Data provided:
Content starts

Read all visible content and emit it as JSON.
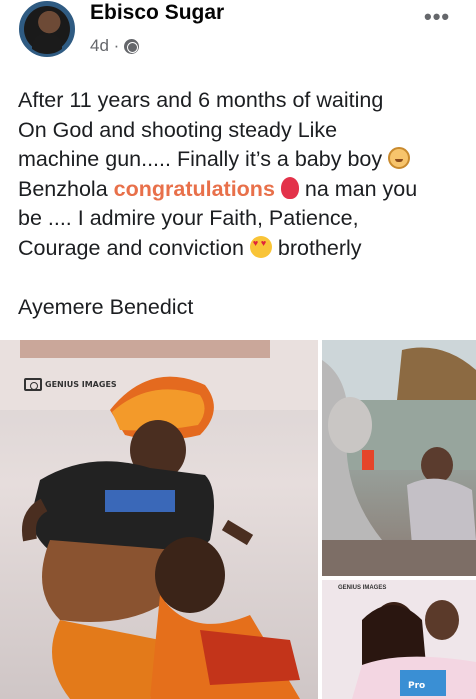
{
  "post": {
    "author": "Ebisco Sugar",
    "time": "4d ·",
    "more": "•••",
    "lines": [
      "After 11 years and 6 months of waiting",
      "On God  and shooting steady Like",
      "machine gun.....  Finally it’s a baby boy",
      "Benzhola",
      "congratulations",
      "na man you",
      "be .... I admire your Faith, Patience,",
      "Courage and conviction",
      "brotherly",
      "Ayemere Benedict"
    ]
  },
  "photos": {
    "watermark": "GENIUS IMAGES",
    "watermark_small": "GENIUS IMAGES"
  },
  "icons": {
    "globe": "globe-icon",
    "more": "more-options-icon",
    "emoji1": "baby-emoji",
    "emoji2": "balloon-emoji",
    "emoji3": "heart-eyes-emoji"
  }
}
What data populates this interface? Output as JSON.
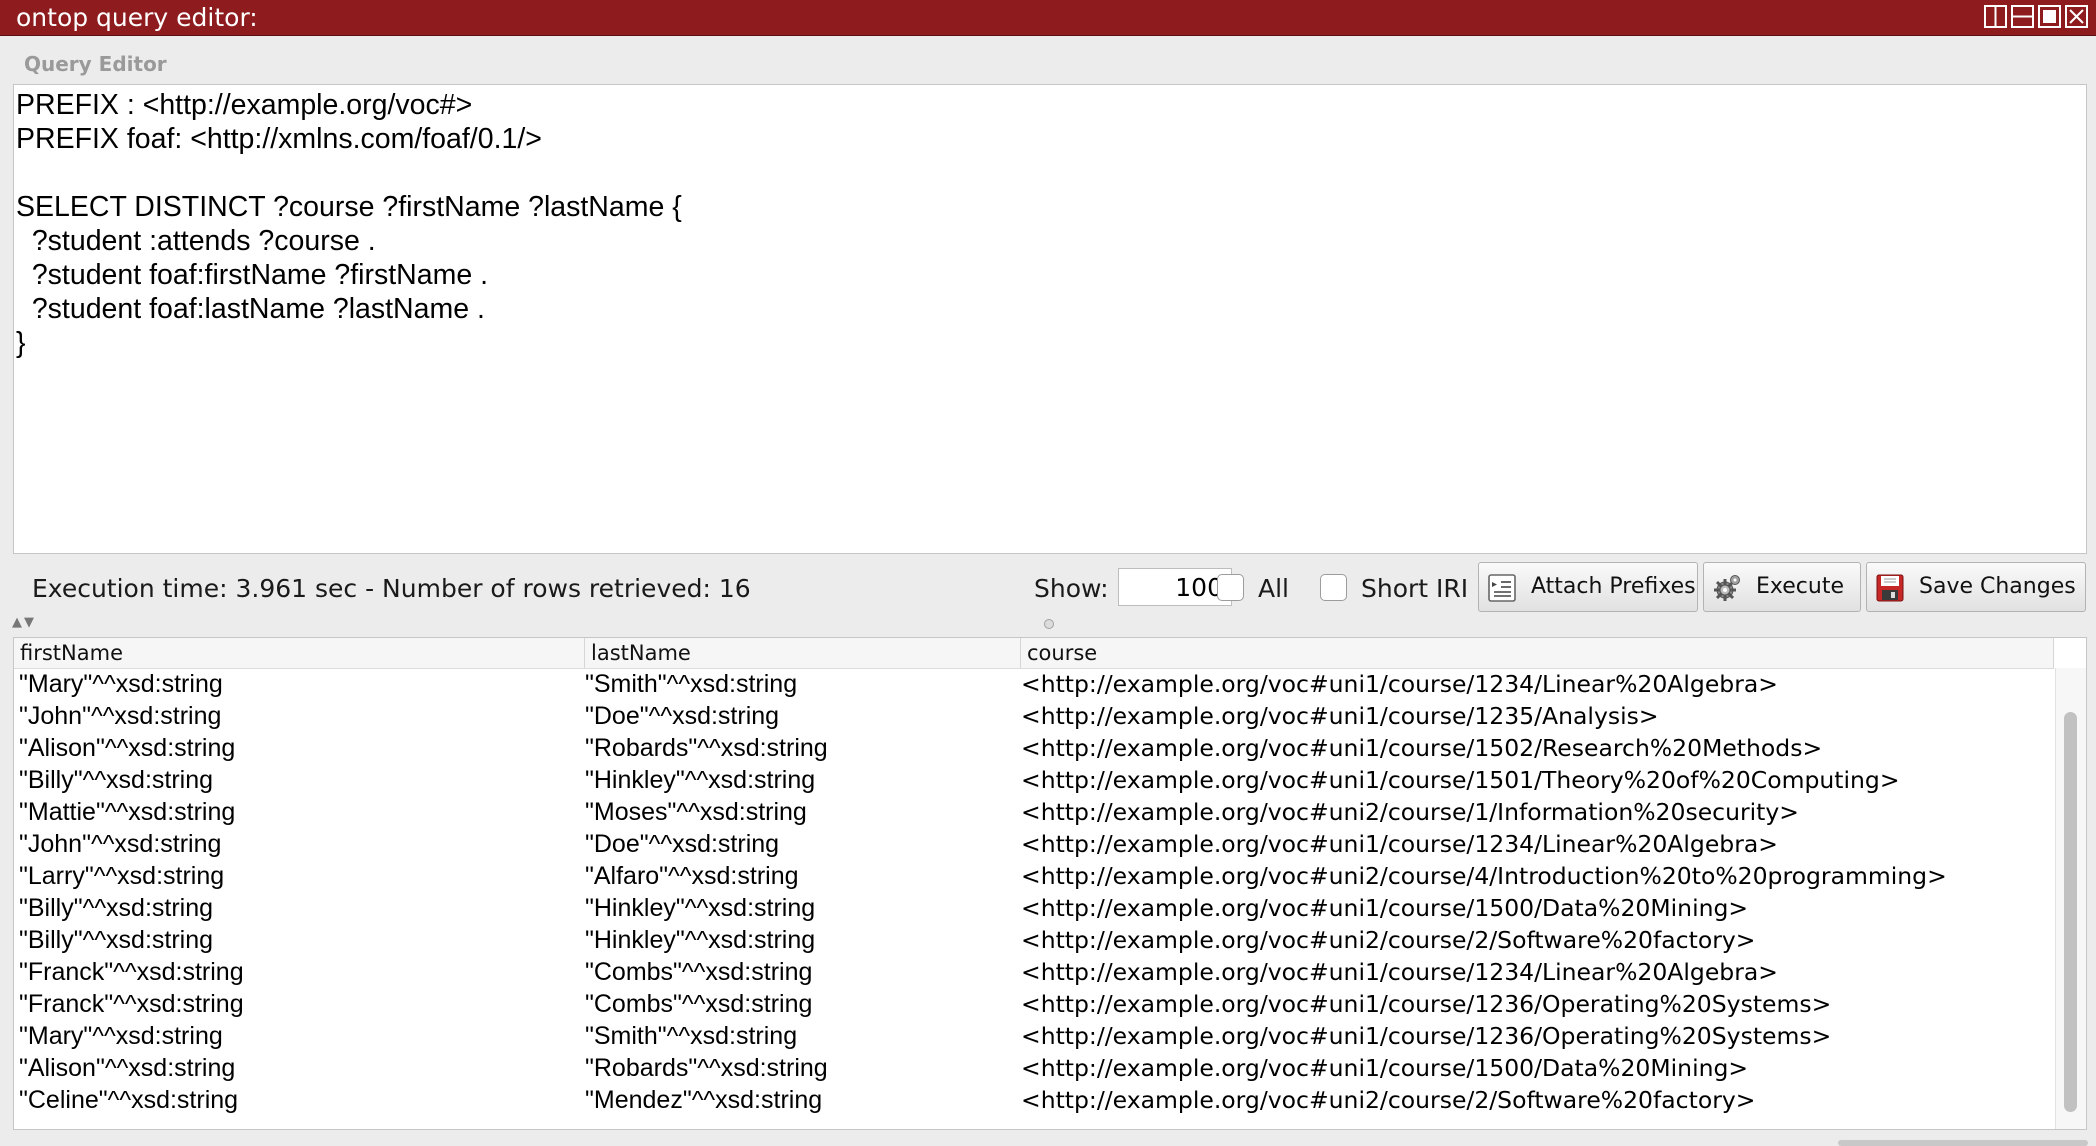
{
  "window": {
    "title": "ontop query editor:"
  },
  "query_editor": {
    "section_label": "Query Editor",
    "lines": [
      "PREFIX : <http://example.org/voc#>",
      "PREFIX foaf: <http://xmlns.com/foaf/0.1/>",
      "",
      "SELECT DISTINCT ?course ?firstName ?lastName {",
      "  ?student :attends ?course .",
      "  ?student foaf:firstName ?firstName .",
      "  ?student foaf:lastName ?lastName .",
      "}"
    ]
  },
  "toolbar": {
    "execution_info": "Execution time: 3.961 sec - Number of rows retrieved: 16",
    "show_label": "Show:",
    "show_value": "100",
    "all_label": "All",
    "all_checked": false,
    "short_iri_label": "Short IRI",
    "short_iri_checked": false,
    "attach_prefixes_label": "Attach Prefixes",
    "execute_label": "Execute",
    "save_changes_label": "Save Changes"
  },
  "results": {
    "columns": [
      "firstName",
      "lastName",
      "course"
    ],
    "rows": [
      [
        "\"Mary\"^^xsd:string",
        "\"Smith\"^^xsd:string",
        "<http://example.org/voc#uni1/course/1234/Linear%20Algebra>"
      ],
      [
        "\"John\"^^xsd:string",
        "\"Doe\"^^xsd:string",
        "<http://example.org/voc#uni1/course/1235/Analysis>"
      ],
      [
        "\"Alison\"^^xsd:string",
        "\"Robards\"^^xsd:string",
        "<http://example.org/voc#uni1/course/1502/Research%20Methods>"
      ],
      [
        "\"Billy\"^^xsd:string",
        "\"Hinkley\"^^xsd:string",
        "<http://example.org/voc#uni1/course/1501/Theory%20of%20Computing>"
      ],
      [
        "\"Mattie\"^^xsd:string",
        "\"Moses\"^^xsd:string",
        "<http://example.org/voc#uni2/course/1/Information%20security>"
      ],
      [
        "\"John\"^^xsd:string",
        "\"Doe\"^^xsd:string",
        "<http://example.org/voc#uni1/course/1234/Linear%20Algebra>"
      ],
      [
        "\"Larry\"^^xsd:string",
        "\"Alfaro\"^^xsd:string",
        "<http://example.org/voc#uni2/course/4/Introduction%20to%20programming>"
      ],
      [
        "\"Billy\"^^xsd:string",
        "\"Hinkley\"^^xsd:string",
        "<http://example.org/voc#uni1/course/1500/Data%20Mining>"
      ],
      [
        "\"Billy\"^^xsd:string",
        "\"Hinkley\"^^xsd:string",
        "<http://example.org/voc#uni2/course/2/Software%20factory>"
      ],
      [
        "\"Franck\"^^xsd:string",
        "\"Combs\"^^xsd:string",
        "<http://example.org/voc#uni1/course/1234/Linear%20Algebra>"
      ],
      [
        "\"Franck\"^^xsd:string",
        "\"Combs\"^^xsd:string",
        "<http://example.org/voc#uni1/course/1236/Operating%20Systems>"
      ],
      [
        "\"Mary\"^^xsd:string",
        "\"Smith\"^^xsd:string",
        "<http://example.org/voc#uni1/course/1236/Operating%20Systems>"
      ],
      [
        "\"Alison\"^^xsd:string",
        "\"Robards\"^^xsd:string",
        "<http://example.org/voc#uni1/course/1500/Data%20Mining>"
      ],
      [
        "\"Celine\"^^xsd:string",
        "\"Mendez\"^^xsd:string",
        "<http://example.org/voc#uni2/course/2/Software%20factory>"
      ]
    ]
  },
  "icons": {
    "window_controls": [
      "split-view-icon",
      "minimize-icon",
      "maximize-icon",
      "close-icon"
    ],
    "attach_prefixes": "attach-prefixes-icon",
    "execute": "gear-icon",
    "save_changes": "floppy-disk-icon"
  },
  "colors": {
    "title_bar": "#8e1b1e",
    "background": "#ececec"
  }
}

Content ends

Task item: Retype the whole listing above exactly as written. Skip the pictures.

Task answer:
Read all visible content and emit it as JSON.
{
  "post": {
    "author": "Ebisco Sugar",
    "time": "4d ·",
    "more": "•••",
    "lines": [
      "After 11 years and 6 months of waiting",
      "On God  and shooting steady Like",
      "machine gun.....  Finally it’s a baby boy",
      "Benzhola",
      "congratulations",
      "na man you",
      "be .... I admire your Faith, Patience,",
      "Courage and conviction",
      "brotherly",
      "Ayemere Benedict"
    ]
  },
  "photos": {
    "watermark": "GENIUS IMAGES",
    "watermark_small": "GENIUS IMAGES"
  },
  "icons": {
    "globe": "globe-icon",
    "more": "more-options-icon",
    "emoji1": "baby-emoji",
    "emoji2": "balloon-emoji",
    "emoji3": "heart-eyes-emoji"
  }
}
What data populates this interface? Output as JSON.
{
  "window": {
    "title": "ontop query editor:"
  },
  "query_editor": {
    "section_label": "Query Editor",
    "lines": [
      "PREFIX : <http://example.org/voc#>",
      "PREFIX foaf: <http://xmlns.com/foaf/0.1/>",
      "",
      "SELECT DISTINCT ?course ?firstName ?lastName {",
      "  ?student :attends ?course .",
      "  ?student foaf:firstName ?firstName .",
      "  ?student foaf:lastName ?lastName .",
      "}"
    ]
  },
  "toolbar": {
    "execution_info": "Execution time: 3.961 sec - Number of rows retrieved: 16",
    "show_label": "Show:",
    "show_value": "100",
    "all_label": "All",
    "all_checked": false,
    "short_iri_label": "Short IRI",
    "short_iri_checked": false,
    "attach_prefixes_label": "Attach Prefixes",
    "execute_label": "Execute",
    "save_changes_label": "Save Changes"
  },
  "results": {
    "columns": [
      "firstName",
      "lastName",
      "course"
    ],
    "rows": [
      [
        "\"Mary\"^^xsd:string",
        "\"Smith\"^^xsd:string",
        "<http://example.org/voc#uni1/course/1234/Linear%20Algebra>"
      ],
      [
        "\"John\"^^xsd:string",
        "\"Doe\"^^xsd:string",
        "<http://example.org/voc#uni1/course/1235/Analysis>"
      ],
      [
        "\"Alison\"^^xsd:string",
        "\"Robards\"^^xsd:string",
        "<http://example.org/voc#uni1/course/1502/Research%20Methods>"
      ],
      [
        "\"Billy\"^^xsd:string",
        "\"Hinkley\"^^xsd:string",
        "<http://example.org/voc#uni1/course/1501/Theory%20of%20Computing>"
      ],
      [
        "\"Mattie\"^^xsd:string",
        "\"Moses\"^^xsd:string",
        "<http://example.org/voc#uni2/course/1/Information%20security>"
      ],
      [
        "\"John\"^^xsd:string",
        "\"Doe\"^^xsd:string",
        "<http://example.org/voc#uni1/course/1234/Linear%20Algebra>"
      ],
      [
        "\"Larry\"^^xsd:string",
        "\"Alfaro\"^^xsd:string",
        "<http://example.org/voc#uni2/course/4/Introduction%20to%20programming>"
      ],
      [
        "\"Billy\"^^xsd:string",
        "\"Hinkley\"^^xsd:string",
        "<http://example.org/voc#uni1/course/1500/Data%20Mining>"
      ],
      [
        "\"Billy\"^^xsd:string",
        "\"Hinkley\"^^xsd:string",
        "<http://example.org/voc#uni2/course/2/Software%20factory>"
      ],
      [
        "\"Franck\"^^xsd:string",
        "\"Combs\"^^xsd:string",
        "<http://example.org/voc#uni1/course/1234/Linear%20Algebra>"
      ],
      [
        "\"Franck\"^^xsd:string",
        "\"Combs\"^^xsd:string",
        "<http://example.org/voc#uni1/course/1236/Operating%20Systems>"
      ],
      [
        "\"Mary\"^^xsd:string",
        "\"Smith\"^^xsd:string",
        "<http://example.org/voc#uni1/course/1236/Operating%20Systems>"
      ],
      [
        "\"Alison\"^^xsd:string",
        "\"Robards\"^^xsd:string",
        "<http://example.org/voc#uni1/course/1500/Data%20Mining>"
      ],
      [
        "\"Celine\"^^xsd:string",
        "\"Mendez\"^^xsd:string",
        "<http://example.org/voc#uni2/course/2/Software%20factory>"
      ]
    ]
  },
  "icons": {
    "window_controls": [
      "split-view-icon",
      "minimize-icon",
      "maximize-icon",
      "close-icon"
    ],
    "attach_prefixes": "attach-prefixes-icon",
    "execute": "gear-icon",
    "save_changes": "floppy-disk-icon"
  },
  "colors": {
    "title_bar": "#8e1b1e",
    "background": "#ececec"
  }
}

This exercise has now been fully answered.